The paperback version of this book is still available here, and I would highly recommend purchasing it.  This is a book that is not only beautiful, but a great inspiration.  It should be on the library shelf of every knitter who is interested, or thinks that they might ever be, in Fair Isle knitting.  In my opinion, that should really include all knitters.  It is not as hard as you think (okay, perhaps these patterns are not for beginners), and so rewarding to see the pattern evolve.  At times, I can’t put my knitting down when an intricate pattern is involved, as each row gives me another peak into the final design.

The question on the cuff was how to balance the large flower pattern on the cuff.  There is enough room for 2 full and a partial flower, and the pattern increases as the cuff widens.  The directions call for centering a flower on the front and adding partial flowers to the left and right.  This works very well, and by the time the flower pattern is finished you have increased enough to have almost 3 full flowers.  The change that I made here, and tend to do on most of my Fair Isle sleeves, is to knit the first and last stitch in each round in the background color.  This allows for easy increases that are in pattern, and you do not see the jog in the knitting that is apparent when you try to carry the fair isle around each and every stitch.  To me, it gives a nice “seam” effect to the sleeve.  I have done it the other way, and would not repeat that.

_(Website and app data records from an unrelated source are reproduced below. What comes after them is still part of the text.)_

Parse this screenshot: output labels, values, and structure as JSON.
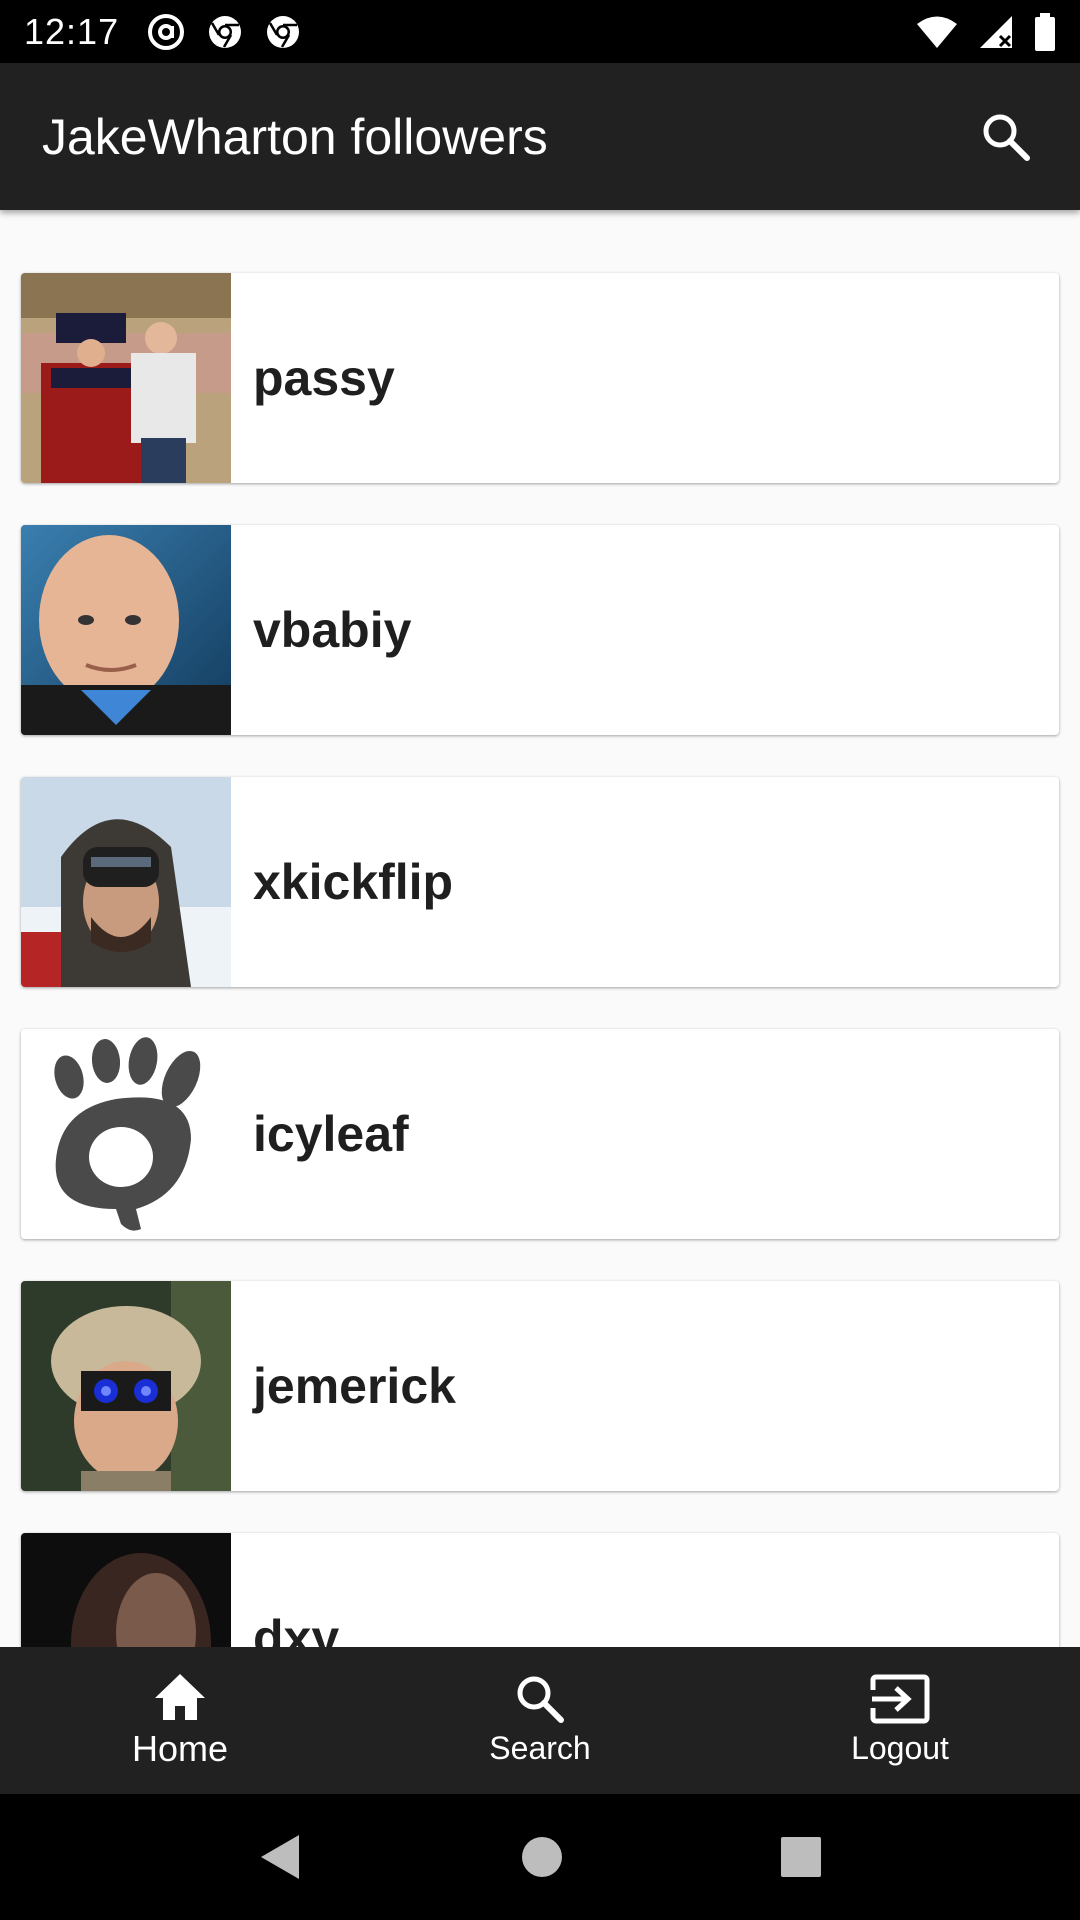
{
  "status_bar": {
    "time": "12:17",
    "icons": [
      "at-sign-icon",
      "chrome-icon",
      "chrome-icon",
      "wifi-icon",
      "signal-icon",
      "battery-icon"
    ]
  },
  "app_bar": {
    "title": "JakeWharton followers",
    "search_icon": "search-icon"
  },
  "followers": [
    {
      "username": "passy"
    },
    {
      "username": "vbabiy"
    },
    {
      "username": "xkickflip"
    },
    {
      "username": "icyleaf"
    },
    {
      "username": "jemerick"
    },
    {
      "username": "dxy"
    }
  ],
  "bottom_nav": {
    "items": [
      {
        "label": "Home",
        "icon": "home-icon",
        "active": true
      },
      {
        "label": "Search",
        "icon": "search-icon",
        "active": false
      },
      {
        "label": "Logout",
        "icon": "logout-icon",
        "active": false
      }
    ]
  },
  "system_nav": [
    "back-icon",
    "home-circle-icon",
    "recents-icon"
  ],
  "colors": {
    "app_bar": "#212121",
    "bottom_nav": "#212121",
    "background": "#fafafa",
    "card": "#ffffff",
    "text": "#1f1f1f"
  }
}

This photo is of  the Peony Cardigan from the same book.  On first glance, the sleeve undersides (where the increase are) looks fine, but it was a juggling act to get them to work properly.  By the way, I made this sweater when the pattern was first published in Interweave Knits.  I fell in love immediately, and ordered the kit to have the proper yarn and colors.  I think that this was my second Fair Isle project.  When I saw the book a couple of years later, I snatched it up immediately, even though money was very tight, as I love, love, love, Solveig Hisdal’s patterns and use of color.